Last month I wrote a piece for Lion Brand Yarns that mentioned an almost century-old pattern that I've had my eye on. This is it:
Look at that collar. Gorgeous, and perfectly practical for a pencil-neck like me who is prone to agonies of stiffness if I get even a whisper of draught down my back. I saw it, I want it, I'm going to make it.
Mind you, I'm going to change it. It's too long, for starters. As written,* it would hang to halfway down my thigh. Not pretty. I'm adding shaping in the torso, too–a taper from chest to waist.
It'll be gentle taper, because a sweater like this is meant to be a smidge loose. You put it on at home, in your study, when you've finally taken off your jacket and loosened your tie. It's not for the office. It's for quiet solitude. However, should somebody drop in on my solitude, I'd rather not have it hang on me like I'm wearing daddy's old bathrobe.
So, the Product Knitter within wanted to knit the sweater in order to wear the sweater. The Process Knitter within–which is dominant–wanted to try out the pockets.
Here's a shot of one pocket.
As you can see, not much else happening for acres and acres of stockinette but that pocket. Marvelously smooth opening, no?
You make it by knitting to the point at which you want your pocket opening to lie. Then–without breaking the working yarn–you work only on the stitches that will form the interior of the pocket, knitting and purling back and forth on them until you have a strip that's twice the intended depth of the pocket.

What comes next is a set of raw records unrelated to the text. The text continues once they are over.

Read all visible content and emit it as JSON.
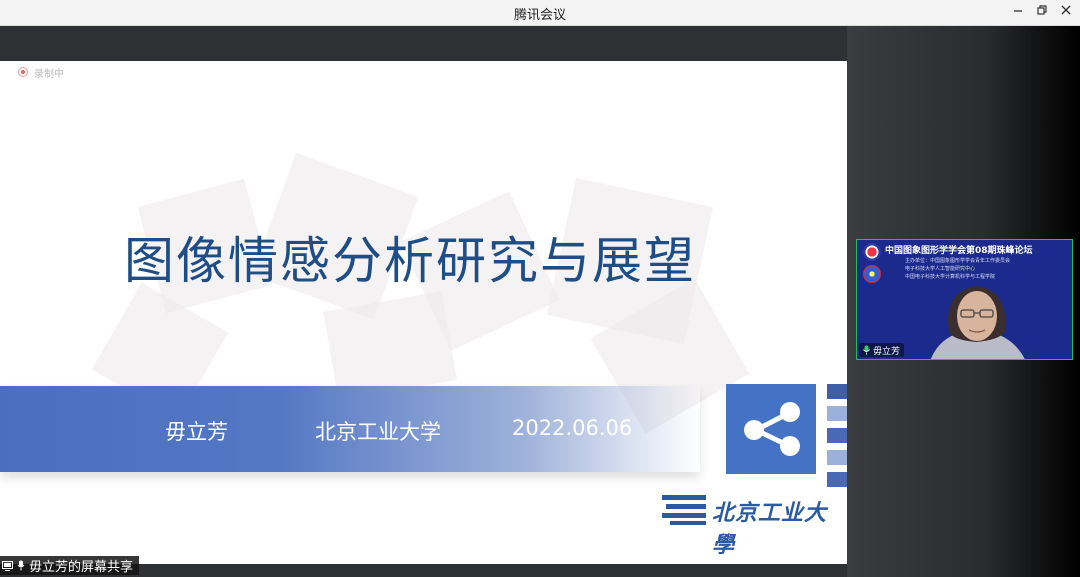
{
  "window": {
    "title": "腾讯会议"
  },
  "recording": {
    "label": "录制中"
  },
  "slide": {
    "title": "图像情感分析研究与展望",
    "presenter": "毋立芳",
    "affiliation": "北京工业大学",
    "date": "2022.06.06",
    "logo_text": "北京工业大學"
  },
  "sharing": {
    "label": "毋立芳的屏幕共享"
  },
  "participant": {
    "name": "毋立芳",
    "banner_title": "中国图象图形学学会第08期珠峰论坛",
    "banner_lines": [
      "主办单位：中国图象图形学学会青年工作委员会",
      "电子科技大学人工智能研究中心",
      "中国电子科技大学计算机科学与工程学院"
    ]
  },
  "colors": {
    "accent_blue": "#4472c4",
    "title_blue": "#1f4e86",
    "tile_border": "#2fb85a"
  }
}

Then you line up the live stitches of this strip with the live stitches you left sitting on your needle and–again, without breaking the working yarn–resume knitting across all your stitches. The strip, now folded in half, forms the interior of the pocket. It's very neat, and just requires seams up the sides when the piece is finished.

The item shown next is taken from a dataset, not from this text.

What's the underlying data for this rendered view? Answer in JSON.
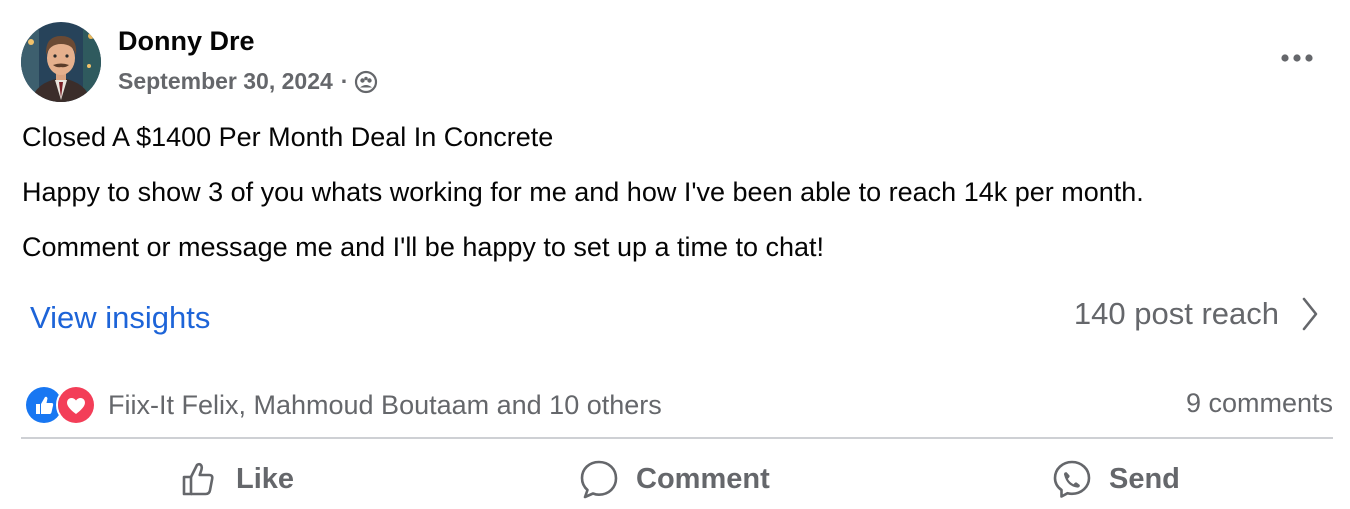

Here it is in hasty scribble form.
And here's what the actual pocket (finished except for side seams) looks like from the wrong side.
I like it. The opening is, of course, seamless. The method is straightforward. You must plan for your pockets in advance, of course–so the devil-may-care atttiude I enjoy when putting in afterthought pockets is replaced by the smug satisfaction of knowing that part of the work is done, and I can just motor on toward the front-and-back shaping.
The yarn is proving to be a perfect choice–LB Collection Organic Wool. It's soft (without being so namby-pamby that it'll start to pill before the sweater is complete), it's springy, it's cuddly as a puppy wrapped in polar fleece, and the rustic texture is a welcome accent for a piece that's otherwise so plain.
Really, really curious about the collar, since to be blunt I haven't the faintest idea of how it's going to work after reading the pattern fifty times. Sometimes you just have to buckle on the parachute and jump.
How I Got This Way
Speaking of Lion Brand, the most recent essay I wrote for them–"Inheritance"–talks about creativity running in families–though often your creative family tree will include folks who aren't necessarily blood relations. I enjoyed writing (and drawing) this one...and my mother left a comment. That was a good day.
Turning Weaving Into Knitting
Quick update on the bag that card weaver John Mullarkey and I are collaborating on, using HiKoo CoBaSi. John sent along four band designs to choose from. He'll use the band as the basis for the strap.
I settled on the second from the top. What he wove, I'm going to try to interpret (not necessarily copy) in knitting for the body of the bag. Joy of joys, it's swatch time! I'm thinking mosaic might be the way to go, for the highly scientific reason that I've never tried it and it looks interesting. But first, we chart.
More to come.
*If you want it, the pattern is in the facsimile edition of the 1916 Lion Yarn Book that is available here. Facsimile means it's an unaltered copy of the original–so you'd be working from the period pattern, just as I am.